▶ _EXERCISE INSTRUCTIONS_: In the listing, find every line that has the string "emoji" and copy it.

____

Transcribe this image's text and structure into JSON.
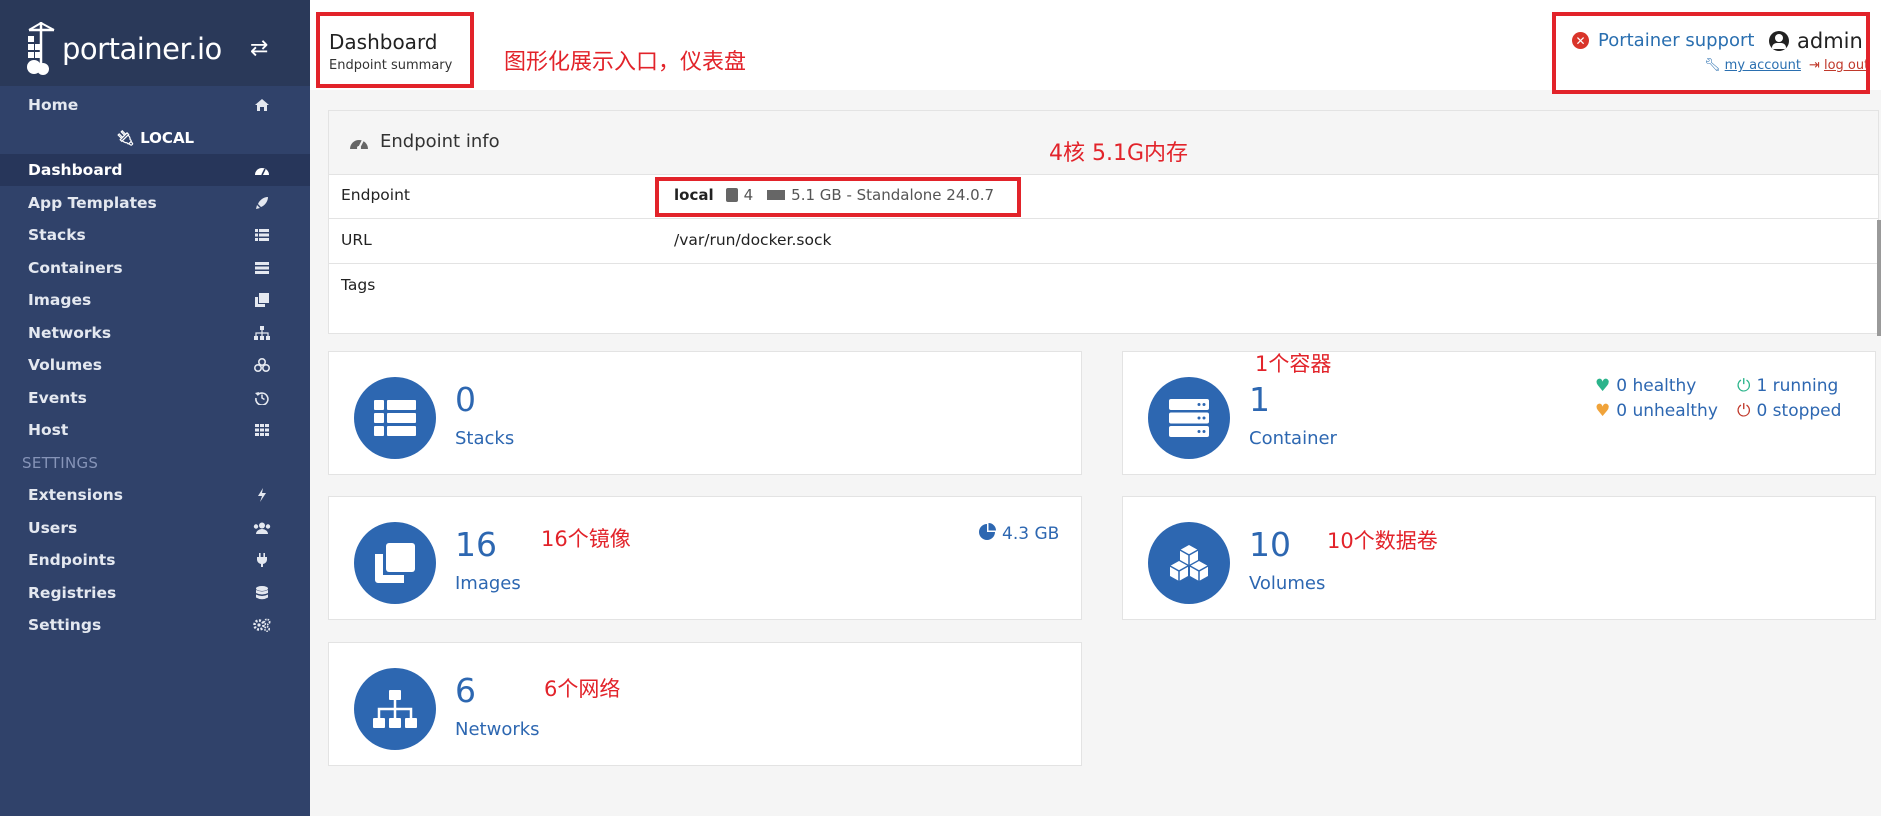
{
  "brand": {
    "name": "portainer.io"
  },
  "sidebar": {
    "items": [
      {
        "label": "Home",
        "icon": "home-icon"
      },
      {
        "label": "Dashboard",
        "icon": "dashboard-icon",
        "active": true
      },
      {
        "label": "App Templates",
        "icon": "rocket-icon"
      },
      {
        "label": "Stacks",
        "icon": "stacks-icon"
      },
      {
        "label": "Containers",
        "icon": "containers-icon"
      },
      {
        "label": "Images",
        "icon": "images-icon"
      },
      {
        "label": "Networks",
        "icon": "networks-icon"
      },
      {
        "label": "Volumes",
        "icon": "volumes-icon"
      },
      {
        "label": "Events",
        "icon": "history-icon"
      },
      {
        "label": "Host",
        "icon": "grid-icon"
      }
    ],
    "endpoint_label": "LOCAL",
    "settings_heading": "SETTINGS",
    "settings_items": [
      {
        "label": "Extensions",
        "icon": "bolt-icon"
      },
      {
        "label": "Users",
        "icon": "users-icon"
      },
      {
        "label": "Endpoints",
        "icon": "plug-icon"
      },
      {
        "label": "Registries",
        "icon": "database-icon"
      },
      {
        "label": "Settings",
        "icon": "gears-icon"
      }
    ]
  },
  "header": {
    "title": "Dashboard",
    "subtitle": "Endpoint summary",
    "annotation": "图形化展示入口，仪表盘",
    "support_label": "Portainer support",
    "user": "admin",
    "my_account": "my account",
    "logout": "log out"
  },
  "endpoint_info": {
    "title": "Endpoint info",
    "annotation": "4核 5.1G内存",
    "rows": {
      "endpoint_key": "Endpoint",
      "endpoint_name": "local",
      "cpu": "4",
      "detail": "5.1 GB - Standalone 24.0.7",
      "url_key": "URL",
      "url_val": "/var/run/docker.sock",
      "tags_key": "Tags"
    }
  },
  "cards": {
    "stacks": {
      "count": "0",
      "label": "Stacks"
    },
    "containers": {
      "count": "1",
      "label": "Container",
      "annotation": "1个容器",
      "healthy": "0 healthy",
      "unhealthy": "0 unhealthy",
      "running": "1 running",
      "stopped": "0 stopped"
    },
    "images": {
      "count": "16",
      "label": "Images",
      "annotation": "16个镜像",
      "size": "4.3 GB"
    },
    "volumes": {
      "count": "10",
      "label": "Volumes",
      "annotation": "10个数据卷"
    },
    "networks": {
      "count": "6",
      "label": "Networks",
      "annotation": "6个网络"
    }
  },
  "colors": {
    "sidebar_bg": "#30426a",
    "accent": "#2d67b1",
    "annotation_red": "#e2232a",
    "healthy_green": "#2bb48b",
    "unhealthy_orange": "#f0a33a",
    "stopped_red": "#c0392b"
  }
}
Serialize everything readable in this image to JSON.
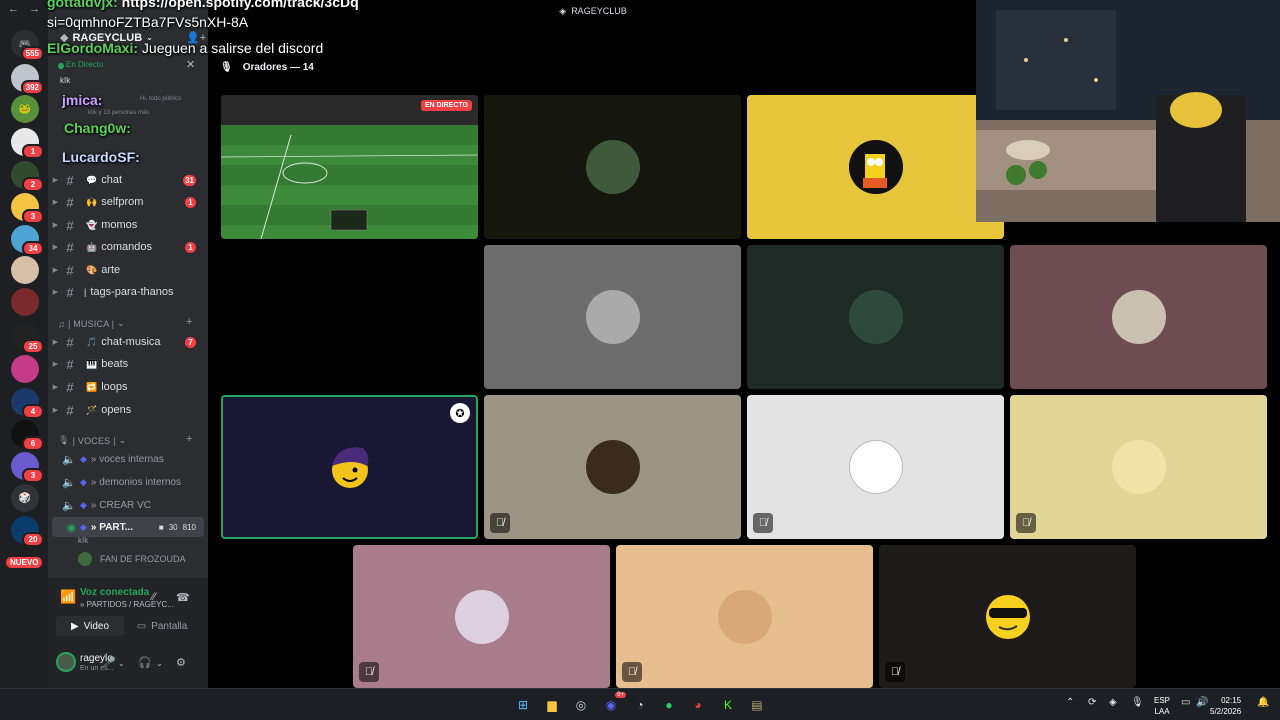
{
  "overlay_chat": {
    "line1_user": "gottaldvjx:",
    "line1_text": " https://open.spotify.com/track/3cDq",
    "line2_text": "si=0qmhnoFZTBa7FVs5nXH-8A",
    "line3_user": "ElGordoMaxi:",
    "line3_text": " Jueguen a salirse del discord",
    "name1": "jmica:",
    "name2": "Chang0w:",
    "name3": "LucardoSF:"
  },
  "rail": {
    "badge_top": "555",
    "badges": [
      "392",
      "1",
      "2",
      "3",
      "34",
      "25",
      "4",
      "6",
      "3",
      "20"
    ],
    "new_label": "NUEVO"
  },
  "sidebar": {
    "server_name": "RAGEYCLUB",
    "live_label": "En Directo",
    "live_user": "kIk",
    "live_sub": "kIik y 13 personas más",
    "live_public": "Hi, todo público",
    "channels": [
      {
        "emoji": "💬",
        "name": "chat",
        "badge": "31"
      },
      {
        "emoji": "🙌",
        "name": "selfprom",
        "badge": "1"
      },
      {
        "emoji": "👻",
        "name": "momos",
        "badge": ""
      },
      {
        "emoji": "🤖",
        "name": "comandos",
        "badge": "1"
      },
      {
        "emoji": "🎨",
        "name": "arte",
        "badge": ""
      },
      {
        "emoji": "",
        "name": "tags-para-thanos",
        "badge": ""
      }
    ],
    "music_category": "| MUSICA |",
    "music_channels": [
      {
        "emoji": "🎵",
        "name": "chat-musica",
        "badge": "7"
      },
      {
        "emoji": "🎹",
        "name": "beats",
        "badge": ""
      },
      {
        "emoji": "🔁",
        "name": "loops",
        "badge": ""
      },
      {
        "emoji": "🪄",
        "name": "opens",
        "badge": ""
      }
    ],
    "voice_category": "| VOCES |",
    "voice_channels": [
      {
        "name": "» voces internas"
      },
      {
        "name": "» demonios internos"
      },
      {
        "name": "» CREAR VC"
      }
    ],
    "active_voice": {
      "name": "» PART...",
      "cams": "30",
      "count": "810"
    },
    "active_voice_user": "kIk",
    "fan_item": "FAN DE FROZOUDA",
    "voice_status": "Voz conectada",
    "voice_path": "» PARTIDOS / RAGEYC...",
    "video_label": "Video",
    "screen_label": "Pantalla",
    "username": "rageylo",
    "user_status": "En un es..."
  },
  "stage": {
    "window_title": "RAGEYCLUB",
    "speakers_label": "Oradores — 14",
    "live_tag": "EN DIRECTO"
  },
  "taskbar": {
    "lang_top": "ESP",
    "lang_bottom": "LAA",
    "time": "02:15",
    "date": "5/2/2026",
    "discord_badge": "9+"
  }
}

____

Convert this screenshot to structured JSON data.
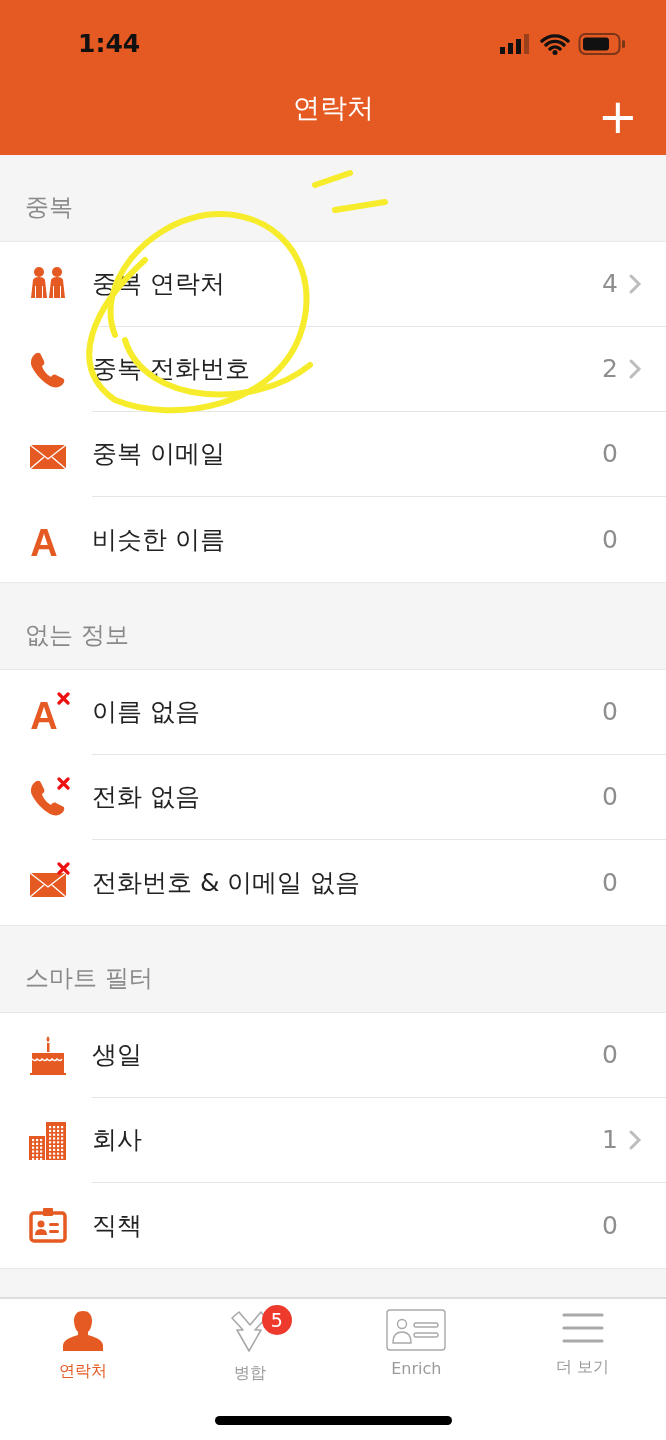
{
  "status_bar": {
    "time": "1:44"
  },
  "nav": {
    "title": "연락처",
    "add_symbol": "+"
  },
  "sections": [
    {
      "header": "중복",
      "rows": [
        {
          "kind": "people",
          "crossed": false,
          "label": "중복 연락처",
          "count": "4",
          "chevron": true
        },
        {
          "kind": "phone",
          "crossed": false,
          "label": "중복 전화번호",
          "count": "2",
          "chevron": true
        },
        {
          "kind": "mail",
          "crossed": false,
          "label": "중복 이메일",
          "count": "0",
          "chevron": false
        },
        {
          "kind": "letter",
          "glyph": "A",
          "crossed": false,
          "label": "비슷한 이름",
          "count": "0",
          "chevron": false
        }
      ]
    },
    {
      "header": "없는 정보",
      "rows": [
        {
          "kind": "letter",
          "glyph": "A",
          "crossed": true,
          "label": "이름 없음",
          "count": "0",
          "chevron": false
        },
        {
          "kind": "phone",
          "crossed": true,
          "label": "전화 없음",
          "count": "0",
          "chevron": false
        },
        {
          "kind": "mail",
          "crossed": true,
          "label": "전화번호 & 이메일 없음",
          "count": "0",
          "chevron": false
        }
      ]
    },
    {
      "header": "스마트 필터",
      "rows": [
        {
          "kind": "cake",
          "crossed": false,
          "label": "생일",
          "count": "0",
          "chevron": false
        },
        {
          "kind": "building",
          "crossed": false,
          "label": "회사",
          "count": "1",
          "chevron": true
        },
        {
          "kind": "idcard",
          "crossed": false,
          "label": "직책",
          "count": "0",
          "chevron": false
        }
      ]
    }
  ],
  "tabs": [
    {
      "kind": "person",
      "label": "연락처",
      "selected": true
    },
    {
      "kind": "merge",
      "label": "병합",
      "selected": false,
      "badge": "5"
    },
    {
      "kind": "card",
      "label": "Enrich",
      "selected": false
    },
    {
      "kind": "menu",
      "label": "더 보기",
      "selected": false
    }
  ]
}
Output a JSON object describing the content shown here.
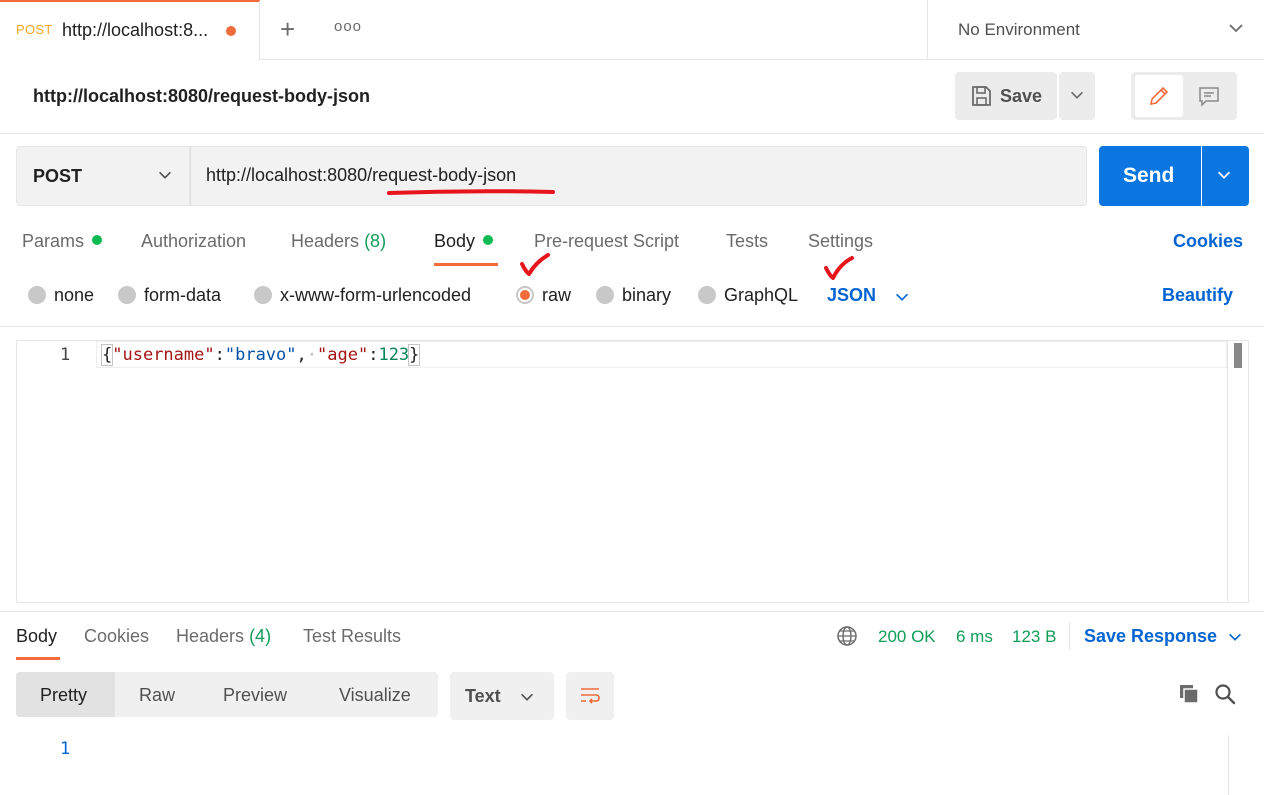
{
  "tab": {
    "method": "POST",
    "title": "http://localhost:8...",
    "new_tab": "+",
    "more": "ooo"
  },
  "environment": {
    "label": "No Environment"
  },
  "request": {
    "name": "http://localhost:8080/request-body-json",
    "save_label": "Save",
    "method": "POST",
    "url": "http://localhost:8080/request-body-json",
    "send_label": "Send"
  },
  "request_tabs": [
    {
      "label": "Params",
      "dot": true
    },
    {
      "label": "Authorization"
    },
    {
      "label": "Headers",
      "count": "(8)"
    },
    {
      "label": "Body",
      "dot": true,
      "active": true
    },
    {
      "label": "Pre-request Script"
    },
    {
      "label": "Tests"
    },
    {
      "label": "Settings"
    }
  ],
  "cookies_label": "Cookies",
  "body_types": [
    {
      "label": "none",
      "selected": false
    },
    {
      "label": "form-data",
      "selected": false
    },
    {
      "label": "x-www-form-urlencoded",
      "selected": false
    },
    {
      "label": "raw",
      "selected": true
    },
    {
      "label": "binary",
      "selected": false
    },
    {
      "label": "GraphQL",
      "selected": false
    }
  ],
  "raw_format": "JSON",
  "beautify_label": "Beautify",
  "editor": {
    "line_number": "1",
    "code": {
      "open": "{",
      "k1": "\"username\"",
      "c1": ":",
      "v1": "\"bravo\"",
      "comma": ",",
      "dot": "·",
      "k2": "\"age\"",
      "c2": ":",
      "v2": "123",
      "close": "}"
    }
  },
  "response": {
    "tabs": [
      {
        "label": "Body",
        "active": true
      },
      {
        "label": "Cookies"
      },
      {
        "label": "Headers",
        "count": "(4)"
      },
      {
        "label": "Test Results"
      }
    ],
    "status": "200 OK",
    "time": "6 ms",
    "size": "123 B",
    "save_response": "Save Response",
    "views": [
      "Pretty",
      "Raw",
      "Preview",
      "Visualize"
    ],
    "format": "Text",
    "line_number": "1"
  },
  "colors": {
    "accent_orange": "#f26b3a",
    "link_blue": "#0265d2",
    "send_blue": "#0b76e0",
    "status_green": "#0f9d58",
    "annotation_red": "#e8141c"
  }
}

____

▶ _WRITTEN SOLUTION_:
        "emoji": "💬",
        "emoji": "🙌",
        "emoji": "👻",
        "emoji": "🤖",
        "emoji": "🎨",
        "emoji": "",
        "emoji": "🎵",
        "emoji": "🎹",
        "emoji": "🔁",
        "emoji": "🪄",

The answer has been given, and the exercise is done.